People always ask how I ended up writing a biography about Marie Curie, and you might say I took a ‘reverse’ approach to book publication. First, some background. My degree is in Middle School Education with an emphasis in the areas of Social Studies and Science from the University of Georgia. (Go Dawgs!) But at the beginning of my collegiate journey, I planned to get my degree in physical therapy, so I do have a background in the hard sciences. Therefore, it’s not a stretch that I’d be interested in recounting the life of one of the most accomplished women scientists in history.
But that’s not how it went down at all.
I began writing for educational, regional, inspirational, and children’s magazines in 1993. But as a busy pastor’s wife and former classroom teacher-turned-homeschool mom of six, I only dreamed of writing a book—someday. I wrote around the fringes of family life (and during naptime), and that was my normal for a long time.

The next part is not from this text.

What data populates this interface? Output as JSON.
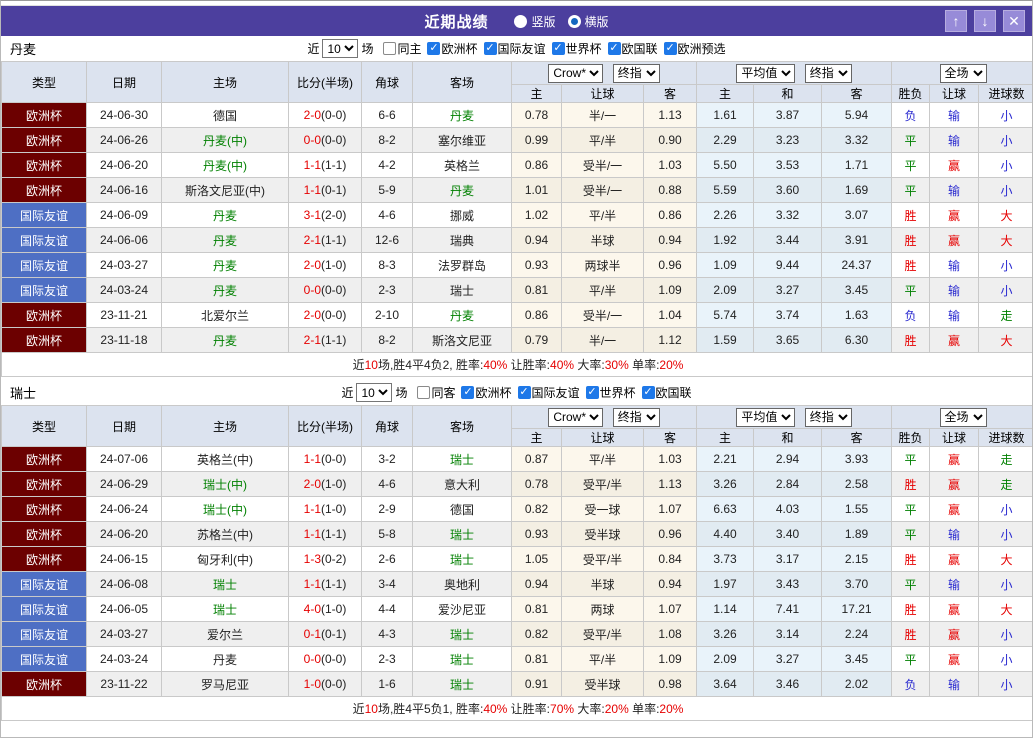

Because we took a Charlotte Mason literary approach to education in our home, my children consumed a steady fare of amazing ‘living’ books, both fiction and non-fiction. We used some of the ‘For Kids’ series books published by Chicago Review Press, and I loved the format of a comprehensive biography plus 21 activities or experiments. I knew these were the kind of books *I* would enjoy researching and writing. Ideas began swirling in my head for possible topics and pitches.

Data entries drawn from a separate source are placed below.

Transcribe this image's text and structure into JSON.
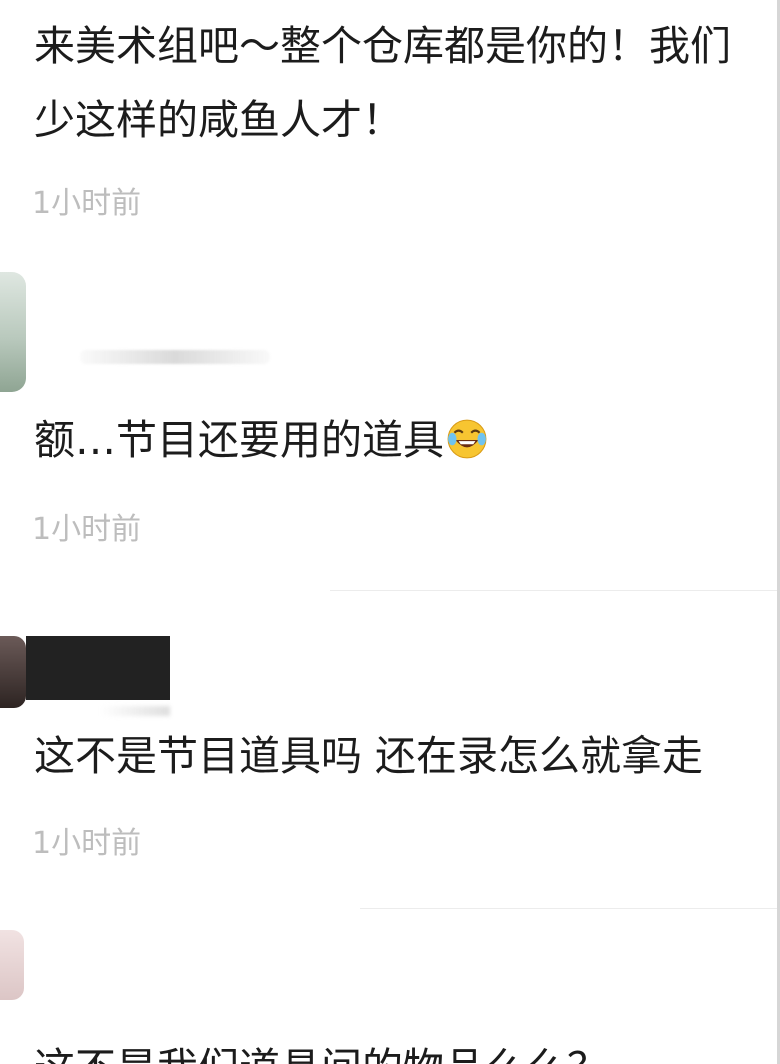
{
  "comments": [
    {
      "text_line1": "来美术组吧～整个仓库都是你的！我们",
      "text_line2": "少这样的咸鱼人才！",
      "time": "1小时前"
    },
    {
      "text": "额…节目还要用的道具",
      "emoji": "face-with-tears-of-joy-icon",
      "time": "1小时前"
    },
    {
      "text": "这不是节目道具吗 还在录怎么就拿走",
      "time": "1小时前"
    },
    {
      "text": "这不是我们道具间的物品么么？"
    }
  ]
}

In the summer of 2014, I emailed one of the CRP editors just to ask if they already had a book underway for a certain historical figure I had in mind and if it was someone she thought might fit into the ‘For Kids’ series. This wasn’t really a query, but more of a curious question. She immediately emailed back with a friendly response stating that my ‘person’ really wouldn’t work as a ‘For Kids’ book but asked if I had any other ideas. We exchanged a few emails, but then…
I turned the tables and innocently asked the million-dollar question.

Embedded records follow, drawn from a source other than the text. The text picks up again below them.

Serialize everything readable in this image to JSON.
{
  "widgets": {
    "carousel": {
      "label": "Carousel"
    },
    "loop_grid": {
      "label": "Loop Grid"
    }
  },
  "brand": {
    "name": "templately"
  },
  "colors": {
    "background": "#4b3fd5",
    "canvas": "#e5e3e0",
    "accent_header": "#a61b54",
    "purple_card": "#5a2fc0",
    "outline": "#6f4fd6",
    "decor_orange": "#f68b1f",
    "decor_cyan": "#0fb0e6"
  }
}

Obviously, I’m exaggerating about the million-dollar part, but my question DID pay off.
“What are you looking for?” I asked.
The editor said they wanted to include more women scientists, inventors, and mathematicians in the series—and Marie Curie specifically. I thought long and hard about the chemistry and physics aspects of the project. Then I gave myself a ‘you can do this’ pep talk and got busy preparing a proposal. It was accepted, and Marie Curie for Kids: Her Life and Scientific Discoveries, with 21 Activities and Experiments (Chicago Review Press) came out in the fall of 2016 to great reviews. It was even voted an Outstanding Science Trade Book for Students K-12 in 2017 by the National Science Teachers Association and Children’s Book Council.
(An aside here. Marie Curie’s professional career was amazing, but her life story reads like a novel. Her ultimate triumph over prejudices, hardships, tragedies, and heartaches is inspiring, and I learned so much during my research and writing.)
By the way, my next book, Nikola Tesla for Kids, is set to come out next year. And it began with that same question.
“So, what are you looking for?”
Amy M. O’Quinn is the author of Marie Curie for Kids: Her Life and Scientific Discoveries, with 21 Activities and Experiments (Chicago Review Press, 2016). Her second book, Nikola Tesla for Kids: His Life, Ideas, and Inventions, with 21 Activities will be released in early 2019. Amy and her husband Chad live on the family farm in rural south Georgia, and they have six children, ages 27 (identical twins) down to 12. The four oldest O’Quinn kids are now grown up or in college, so the nest is much emptier these days. You can find Amy on her website and on Facebook, Instagram, and Twitter.